The four of us are hoping living in our truck campers will not prove to be too cramped during our six-week Alaskan tour. Although Henry and Allyson did spend more than a month in their truck camper a few years back on their first snowbird trip south after retiring.
My thought is if the weather is decent living in the camper should not be too much of an inconvenience but if it turns nasty for any length of time there may be some unhappy campers.
Lynda and I have traveled with and without our RV for more than 40 years so we have extensive knowledge of what we need to pack for each type of trip. Lucky for me Lynda is very organized with extensive lists for each type of trip. Lists for camping in the trailer, the camper, list for hotel vacations and list for our RV snowbird trips.
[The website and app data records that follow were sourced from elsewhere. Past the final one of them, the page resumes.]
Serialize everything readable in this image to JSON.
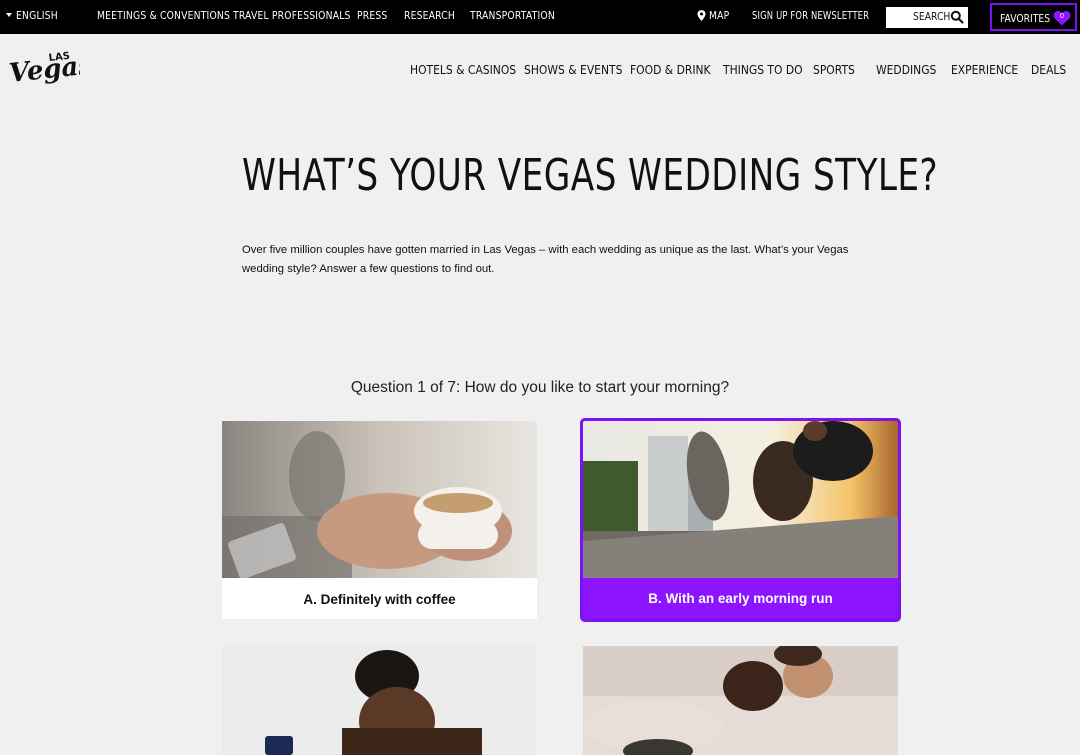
{
  "topbar": {
    "language": "ENGLISH",
    "links": [
      "MEETINGS & CONVENTIONS",
      "TRAVEL PROFESSIONALS",
      "PRESS",
      "RESEARCH",
      "TRANSPORTATION"
    ],
    "map": "MAP",
    "newsletter": "SIGN UP FOR NEWSLETTER",
    "search": "SEARCH",
    "favorites": "FAVORITES",
    "favorites_count": "0"
  },
  "brand": {
    "logo_text_top": "LAS",
    "logo_text_main": "Vegas"
  },
  "nav": {
    "items": [
      "HOTELS & CASINOS",
      "SHOWS & EVENTS",
      "FOOD & DRINK",
      "THINGS TO DO",
      "SPORTS",
      "WEDDINGS",
      "EXPERIENCE",
      "DEALS"
    ]
  },
  "hero": {
    "title": "WHAT’S YOUR VEGAS WEDDING STYLE?",
    "intro": "Over five million couples have gotten married in Las Vegas – with each wedding as unique as the last. What’s your Vegas wedding style? Answer a few questions to find out."
  },
  "quiz": {
    "question": "Question 1 of 7: How do you like to start your morning?",
    "selected_option": "B",
    "options": [
      {
        "label": "A. Definitely with coffee",
        "image": "coffee-cup-photo"
      },
      {
        "label": "B. With an early morning run",
        "image": "runner-stretching-photo"
      },
      {
        "label": "",
        "image": "woman-sleeping-photo"
      },
      {
        "label": "",
        "image": "couple-in-bed-photo"
      }
    ]
  },
  "colors": {
    "accent": "#8c14ff",
    "accent_border": "#7b12f2",
    "topbar_bg": "#000000",
    "page_bg": "#f0f0f0"
  }
}
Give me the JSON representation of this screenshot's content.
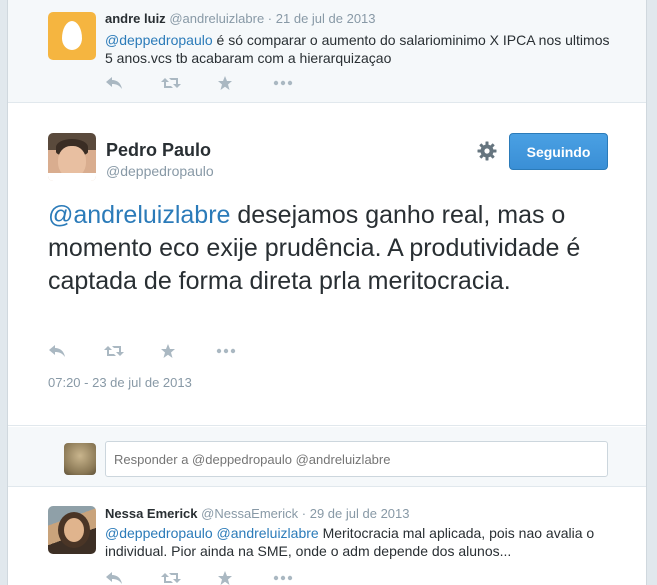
{
  "ancestor_tweet": {
    "name": "andre luiz",
    "handle": "@andreluizlabre",
    "separator": "·",
    "time": "21 de jul de 2013",
    "mention": "@deppedropaulo",
    "text": " é só comparar o aumento do salariominimo X IPCA nos ultimos 5 anos.vcs tb acabaram com a hierarquizaçao"
  },
  "main_tweet": {
    "name": "Pedro Paulo",
    "handle": "@deppedropaulo",
    "follow_label": "Seguindo",
    "mention": "@andreluizlabre",
    "text": " desejamos ganho real, mas o momento eco exije prudência. A produtividade é captada de forma direta prla meritocracia.",
    "timestamp": "07:20 - 23 de jul de 2013"
  },
  "reply_box": {
    "placeholder": "Responder a @deppedropaulo @andreluizlabre"
  },
  "reply_tweet": {
    "name": "Nessa Emerick",
    "handle": "@NessaEmerick",
    "separator": "·",
    "time": "29 de jul de 2013",
    "mention1": "@deppedropaulo",
    "mention2": "@andreluizlabre",
    "text": " Meritocracia mal aplicada, pois nao avalia o individual. Pior ainda na SME, onde o adm depende dos alunos..."
  },
  "icons": [
    "reply-icon",
    "retweet-icon",
    "favorite-icon",
    "more-icon",
    "gear-icon",
    "egg-avatar"
  ],
  "colors": {
    "accent": "#2b7bb9",
    "follow_button": "#4aa0e3",
    "muted": "#8899a6",
    "egg_avatar": "#f5b540"
  }
}
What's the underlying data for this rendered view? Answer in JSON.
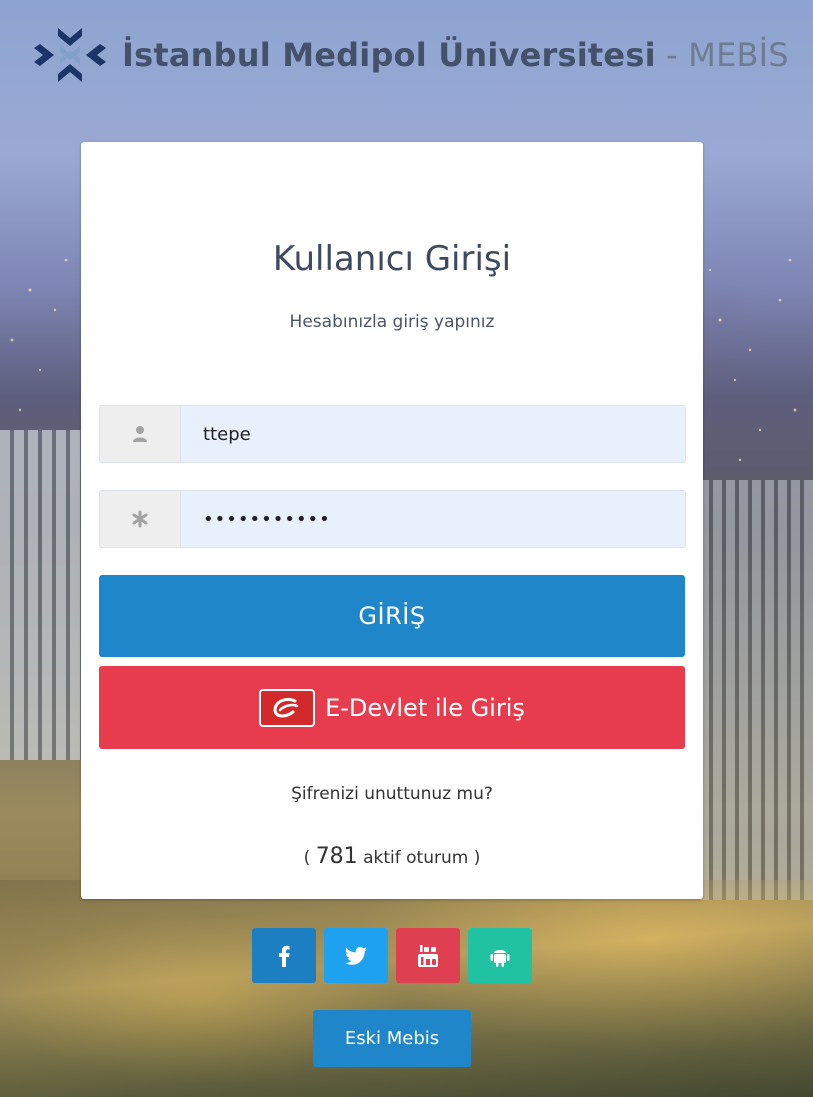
{
  "header": {
    "brand_name": "İstanbul Medipol Üniversitesi",
    "brand_separator": " - ",
    "brand_suffix": "MEBİS",
    "logo_icon": "medipol-chevrons-logo"
  },
  "login_card": {
    "title": "Kullanıcı Girişi",
    "subtitle": "Hesabınızla giriş yapınız",
    "username": {
      "value": "ttepe",
      "placeholder": "",
      "icon": "user-icon"
    },
    "password": {
      "value": "•••••••••••",
      "placeholder": "",
      "icon": "asterisk-icon"
    },
    "login_button_label": "GİRİŞ",
    "edevlet_button_label": "E-Devlet ile Giriş",
    "forgot_password_link": "Şifrenizi unuttunuz mu?",
    "sessions": {
      "open": "(",
      "count": "781",
      "label": "aktif oturum )"
    }
  },
  "social": {
    "items": [
      {
        "name": "facebook",
        "icon": "facebook-icon",
        "color": "#1c7fc1"
      },
      {
        "name": "twitter",
        "icon": "twitter-icon",
        "color": "#1ea1ef"
      },
      {
        "name": "youtube",
        "icon": "youtube-icon",
        "color": "#de4052"
      },
      {
        "name": "android",
        "icon": "android-icon",
        "color": "#21c2a2"
      }
    ]
  },
  "footer": {
    "old_mebis_label": "Eski Mebis"
  },
  "colors": {
    "primary": "#1f87c9",
    "danger": "#e73c4e",
    "title_text": "#3d4a5f"
  }
}
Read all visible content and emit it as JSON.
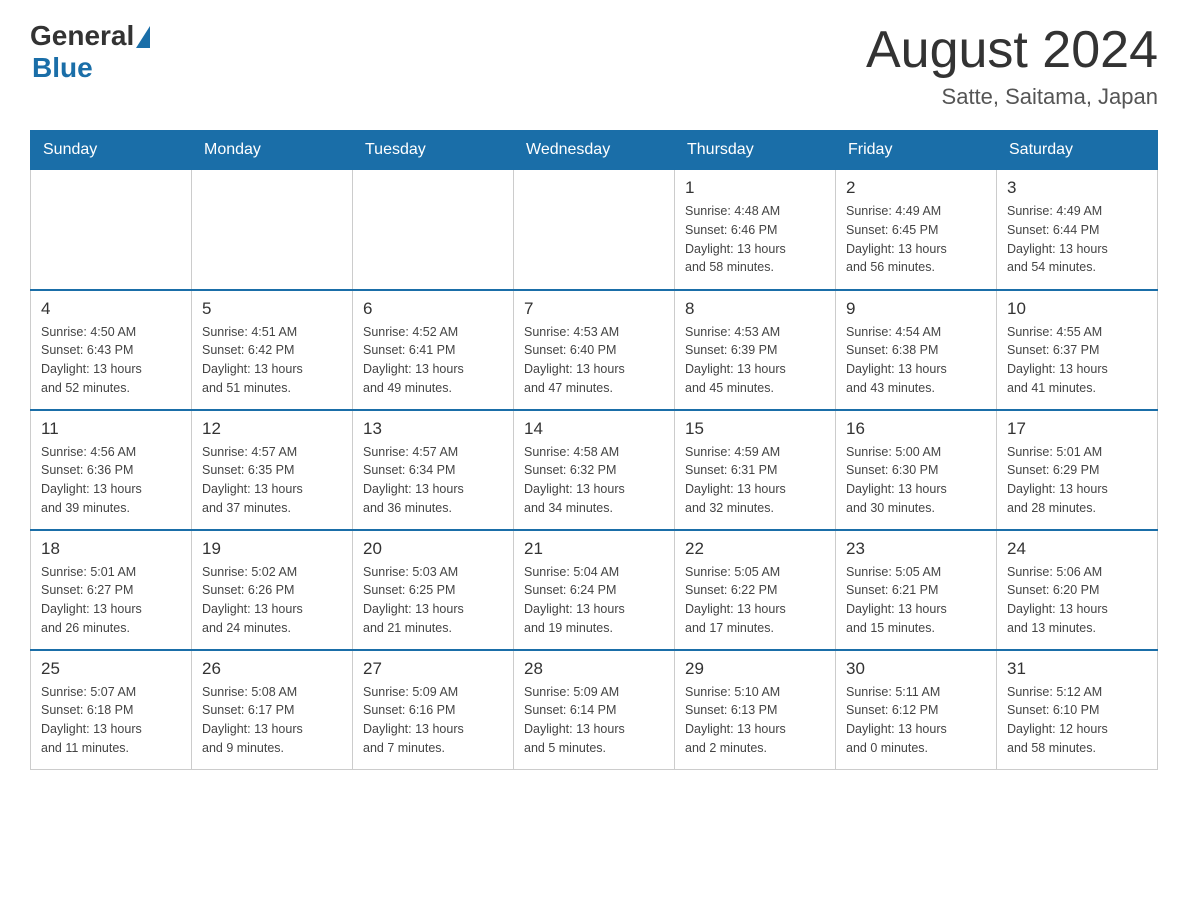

We rarely forget something important and if something is forgotten it can be bought on our route.
This trip is slightly different from others. The plan is to do the sight seeing tourist thing as well as camping and fishing along the route.
Above is the small trailer I will tow behind my truck camper. As you can see there are many items that I listed previously. Some of you may think it's strange to bring firewood, after all, BC is 90 percent forests so there should be plenty of wood available on our trip. The firewood is for those late arrivals when happy hour is looming and we do not want to take the time to forage for wood.
Above, pictures of our camper's interior, notice the terra cotta pot on the stove, this is for heating the camper. There is a forced air propane furnace but if we just need to take the chill off and the camper battery is low the terra cotta pot radiates heat sitting upside down on a stove burner.
A woman once commented that you should never do this or take the risk of asphyxiation. I am not sure what the difference is between heating the terra cotta pot and cooking?
Notice our queen bed with memory foam and the assortment of beverages to the right of the table. One needs to be prepared.
We leave in 9 days.
Check back often for my day by day accounting of our trip to Alaska.
Thanks for visiting